The Christian wall paintings at Dura-Europos include a fragmentary scene showing a procession of women, once thought to be holy women (Mary Magdalene among them) approaching the tomb of Christ. We return to the site later in the issue to start our tour of early Christian depictions of the Magdalene with Diane Apostolos-Cappadona.
Elsewhere, Dalu Jones takes us on a journey along the Sacred Way to the Greek site of Eleusis, home to a famous mystery cult whose initiates carried out secret nocturnal rites related to Demeter and the abduction of Persephone. Then Karen Eva Carr guides us through the differing perceptions of swimming in the ancient world, exploring how it was used not only to cool off, but to appear cool.
We also have a pair of articles looking, in different ways, at the relationship between art and the natural world. First, Pamela Smith shares insights into the fascinating but gory practice of life-casting, through which early modern artists could imitate the generative and transformative power of nature. Their recipes were written down in manuals that tell us much about the role of experimentation, the use of the human body, and attitudes toward practical craftwork. Later, we look at images of dogs and other animals, in paintings, sculptures, and books that show our enduring preoccupation with different species.

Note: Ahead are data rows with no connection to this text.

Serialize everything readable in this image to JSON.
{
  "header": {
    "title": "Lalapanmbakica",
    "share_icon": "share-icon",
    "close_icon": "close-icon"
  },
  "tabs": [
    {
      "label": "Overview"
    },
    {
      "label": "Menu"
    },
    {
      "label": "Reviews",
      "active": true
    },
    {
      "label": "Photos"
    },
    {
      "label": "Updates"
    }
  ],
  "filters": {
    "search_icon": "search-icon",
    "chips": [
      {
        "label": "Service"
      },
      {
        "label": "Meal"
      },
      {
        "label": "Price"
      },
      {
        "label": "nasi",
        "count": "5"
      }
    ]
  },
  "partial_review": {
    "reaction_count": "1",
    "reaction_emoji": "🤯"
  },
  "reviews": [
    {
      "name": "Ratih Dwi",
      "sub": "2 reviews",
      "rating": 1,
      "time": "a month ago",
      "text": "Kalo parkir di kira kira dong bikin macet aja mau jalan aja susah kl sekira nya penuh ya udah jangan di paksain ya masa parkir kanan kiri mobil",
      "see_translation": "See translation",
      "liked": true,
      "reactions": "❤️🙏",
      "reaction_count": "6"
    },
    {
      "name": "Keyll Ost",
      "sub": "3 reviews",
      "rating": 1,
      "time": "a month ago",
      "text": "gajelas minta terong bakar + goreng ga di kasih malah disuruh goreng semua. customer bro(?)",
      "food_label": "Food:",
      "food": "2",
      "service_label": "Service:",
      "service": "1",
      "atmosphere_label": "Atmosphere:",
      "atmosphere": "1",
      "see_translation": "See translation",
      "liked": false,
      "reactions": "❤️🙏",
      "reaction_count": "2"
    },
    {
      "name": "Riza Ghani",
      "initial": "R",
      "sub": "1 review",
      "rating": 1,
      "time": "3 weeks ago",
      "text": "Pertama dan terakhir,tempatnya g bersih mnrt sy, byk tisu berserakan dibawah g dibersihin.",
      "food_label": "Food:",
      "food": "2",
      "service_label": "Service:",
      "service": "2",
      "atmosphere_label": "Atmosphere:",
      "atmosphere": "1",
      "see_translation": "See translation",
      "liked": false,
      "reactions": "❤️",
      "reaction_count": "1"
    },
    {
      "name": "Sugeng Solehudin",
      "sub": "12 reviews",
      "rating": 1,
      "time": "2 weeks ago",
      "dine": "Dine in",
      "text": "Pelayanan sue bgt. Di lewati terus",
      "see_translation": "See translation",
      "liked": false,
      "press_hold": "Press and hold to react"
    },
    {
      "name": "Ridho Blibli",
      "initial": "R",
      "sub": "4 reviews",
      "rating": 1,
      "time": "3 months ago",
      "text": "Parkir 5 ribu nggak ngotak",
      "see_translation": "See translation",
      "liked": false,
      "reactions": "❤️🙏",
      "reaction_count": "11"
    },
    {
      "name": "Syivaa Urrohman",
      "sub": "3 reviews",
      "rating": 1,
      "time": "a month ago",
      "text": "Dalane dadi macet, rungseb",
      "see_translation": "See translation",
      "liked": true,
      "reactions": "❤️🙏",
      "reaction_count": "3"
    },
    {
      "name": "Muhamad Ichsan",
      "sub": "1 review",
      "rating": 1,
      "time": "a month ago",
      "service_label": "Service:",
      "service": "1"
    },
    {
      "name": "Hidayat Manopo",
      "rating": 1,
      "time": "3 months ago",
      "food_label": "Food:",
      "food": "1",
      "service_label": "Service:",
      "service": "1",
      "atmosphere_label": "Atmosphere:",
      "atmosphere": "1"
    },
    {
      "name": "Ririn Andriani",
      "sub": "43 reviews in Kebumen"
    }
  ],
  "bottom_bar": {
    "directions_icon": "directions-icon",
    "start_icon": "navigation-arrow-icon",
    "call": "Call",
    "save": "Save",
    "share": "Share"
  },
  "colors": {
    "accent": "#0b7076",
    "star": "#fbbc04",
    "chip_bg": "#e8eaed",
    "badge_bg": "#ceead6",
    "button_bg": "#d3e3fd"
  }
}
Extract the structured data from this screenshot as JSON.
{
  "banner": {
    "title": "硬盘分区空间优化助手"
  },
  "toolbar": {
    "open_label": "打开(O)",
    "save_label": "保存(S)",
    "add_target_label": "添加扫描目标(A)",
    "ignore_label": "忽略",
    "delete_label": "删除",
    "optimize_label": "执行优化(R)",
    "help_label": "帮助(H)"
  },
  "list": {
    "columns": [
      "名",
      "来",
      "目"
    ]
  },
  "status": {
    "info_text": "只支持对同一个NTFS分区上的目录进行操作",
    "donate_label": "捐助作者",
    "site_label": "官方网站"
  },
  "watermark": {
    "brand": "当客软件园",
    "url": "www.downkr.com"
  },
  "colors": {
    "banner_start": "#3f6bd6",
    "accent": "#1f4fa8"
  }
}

Due to rising costs, this will be the last issue of Minerva published for the foreseeable future, and so the last time I introduce you to an issue. I started writing for Minerva under Lindsay Fulcher in 2014, and it has been a pleasure following in her footsteps
as editor, learning from and travelling vicariously through the work of our authors.
My thanks go to everyone who has worked on and contributed to Minerva – and to you, our loyal readers.